One of the key points of the new proposal by the Mayor yesterday is to MOVE the horses' current home owned by the coachmen from the West Side of Manhattan to a stable inside Central Park to ease traffic.  Additionally, over a hundred of licensed coachmen would lose their job, as a result of the cut.

Let's follow the money.  The potential move will leave three West Side building lots open for the possibility of yet another highrise building projects.

$$$ >> animal rights activities >> the well orchestrated Anybody But Quinn political campaign >> Bill de Blasio won the NYC mayoral election

Didn't Mayor de Blasio say before that he "had bigger fish to fry than the banning horse carriages"?  Ah, he is also up for re-election soon and perhaps, money talks again!  Over 60% of New Yorkers did not like his previous plan of banning horse-drawn-carriages in NYC.  Despite the tweak, Mayor de Blasio's new proposal just leaves a bad taste in the mouth -- animal rights appears to be not relevant to Mayor de Blasio any more as he now wants to keep the carriages but to reduce the number from 200ish to 70.  The "easing traffic" reason this time for the move and cut feel a lot like his plan to curb the growth of Uber that threaten the yellow cab companies and city revenue from the grossly overpriced taxi medallion earlier this year.

Gentrified Neighborhoods

After I took this image of the massive site where three buildings collapsed in East Village on March 26 of this year for my recent photojournal book, a building collapsed in Brooklyn in July and another one in midtown last week.  City transformation continues, but at what cost?

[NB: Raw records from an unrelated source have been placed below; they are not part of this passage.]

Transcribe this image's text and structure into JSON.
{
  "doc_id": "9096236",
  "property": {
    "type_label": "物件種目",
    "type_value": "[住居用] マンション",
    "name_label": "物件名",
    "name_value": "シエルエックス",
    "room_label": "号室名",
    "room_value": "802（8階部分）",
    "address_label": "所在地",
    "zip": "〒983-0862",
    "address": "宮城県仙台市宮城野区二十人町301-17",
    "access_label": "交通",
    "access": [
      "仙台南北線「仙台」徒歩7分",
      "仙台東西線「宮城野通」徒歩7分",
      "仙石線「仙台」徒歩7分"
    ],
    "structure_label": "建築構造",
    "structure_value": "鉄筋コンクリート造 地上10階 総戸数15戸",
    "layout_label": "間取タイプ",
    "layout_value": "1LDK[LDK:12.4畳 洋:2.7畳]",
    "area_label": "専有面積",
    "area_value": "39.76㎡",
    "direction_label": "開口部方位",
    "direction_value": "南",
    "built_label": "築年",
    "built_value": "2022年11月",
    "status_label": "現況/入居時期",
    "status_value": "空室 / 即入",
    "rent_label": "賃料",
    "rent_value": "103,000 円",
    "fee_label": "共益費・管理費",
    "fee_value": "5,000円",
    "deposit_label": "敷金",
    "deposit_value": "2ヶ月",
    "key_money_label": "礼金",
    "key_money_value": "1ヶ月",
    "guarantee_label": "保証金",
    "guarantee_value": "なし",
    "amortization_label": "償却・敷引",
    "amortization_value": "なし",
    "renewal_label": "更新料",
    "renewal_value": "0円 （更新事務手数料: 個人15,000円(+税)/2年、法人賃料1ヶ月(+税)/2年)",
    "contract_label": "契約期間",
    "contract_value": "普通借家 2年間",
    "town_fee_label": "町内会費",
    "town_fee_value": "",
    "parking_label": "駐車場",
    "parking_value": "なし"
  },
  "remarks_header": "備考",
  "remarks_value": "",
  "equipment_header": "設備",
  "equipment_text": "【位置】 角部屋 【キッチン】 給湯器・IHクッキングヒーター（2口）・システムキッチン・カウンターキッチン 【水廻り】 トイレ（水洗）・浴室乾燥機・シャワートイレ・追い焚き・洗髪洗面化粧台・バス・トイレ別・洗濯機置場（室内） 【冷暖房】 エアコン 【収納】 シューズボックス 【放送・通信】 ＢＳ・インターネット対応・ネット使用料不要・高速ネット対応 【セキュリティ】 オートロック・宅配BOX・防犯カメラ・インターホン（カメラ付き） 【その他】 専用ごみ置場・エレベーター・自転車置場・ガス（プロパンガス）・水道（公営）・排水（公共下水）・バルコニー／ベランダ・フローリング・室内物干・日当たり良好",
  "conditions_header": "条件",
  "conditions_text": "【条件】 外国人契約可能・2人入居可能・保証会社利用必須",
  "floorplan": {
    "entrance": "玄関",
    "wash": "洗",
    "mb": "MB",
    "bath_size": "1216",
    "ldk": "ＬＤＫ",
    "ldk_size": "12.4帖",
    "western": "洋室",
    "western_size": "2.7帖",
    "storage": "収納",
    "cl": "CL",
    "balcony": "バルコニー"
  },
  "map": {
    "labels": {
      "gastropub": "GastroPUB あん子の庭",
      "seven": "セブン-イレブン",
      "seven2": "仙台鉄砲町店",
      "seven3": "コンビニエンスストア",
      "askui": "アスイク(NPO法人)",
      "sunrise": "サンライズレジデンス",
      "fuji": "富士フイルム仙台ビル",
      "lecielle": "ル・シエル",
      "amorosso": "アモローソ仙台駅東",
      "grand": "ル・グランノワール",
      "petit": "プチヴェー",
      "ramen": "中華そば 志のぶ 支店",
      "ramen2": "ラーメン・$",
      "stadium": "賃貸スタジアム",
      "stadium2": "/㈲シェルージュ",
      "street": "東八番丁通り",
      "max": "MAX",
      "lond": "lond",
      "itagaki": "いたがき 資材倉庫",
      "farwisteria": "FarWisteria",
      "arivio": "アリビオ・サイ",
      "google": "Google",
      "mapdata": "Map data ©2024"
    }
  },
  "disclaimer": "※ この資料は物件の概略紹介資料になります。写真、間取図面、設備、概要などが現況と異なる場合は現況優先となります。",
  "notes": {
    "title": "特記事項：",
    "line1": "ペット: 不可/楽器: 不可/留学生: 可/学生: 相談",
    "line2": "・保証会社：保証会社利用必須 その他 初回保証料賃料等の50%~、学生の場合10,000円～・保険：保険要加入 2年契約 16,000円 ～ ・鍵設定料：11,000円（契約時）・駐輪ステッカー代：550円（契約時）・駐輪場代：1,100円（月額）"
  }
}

The "developing story" version of this New York Times article described how the deluxe hotel developer of the site sued Havana NY (a small popular local restaurant) located at the ground floor of where the midtown building collapsed.  The small restaurant won the first case that the developer tried to get them out, while the second one claiming Havana NY $10 million for delaying the building demolition is ongoing.  However, the reference to these cases was removed in the final version of the Times.  Regardless of who's right or wrong, we can catch a glimpse of what mom-and-pop shops are facing through these cases.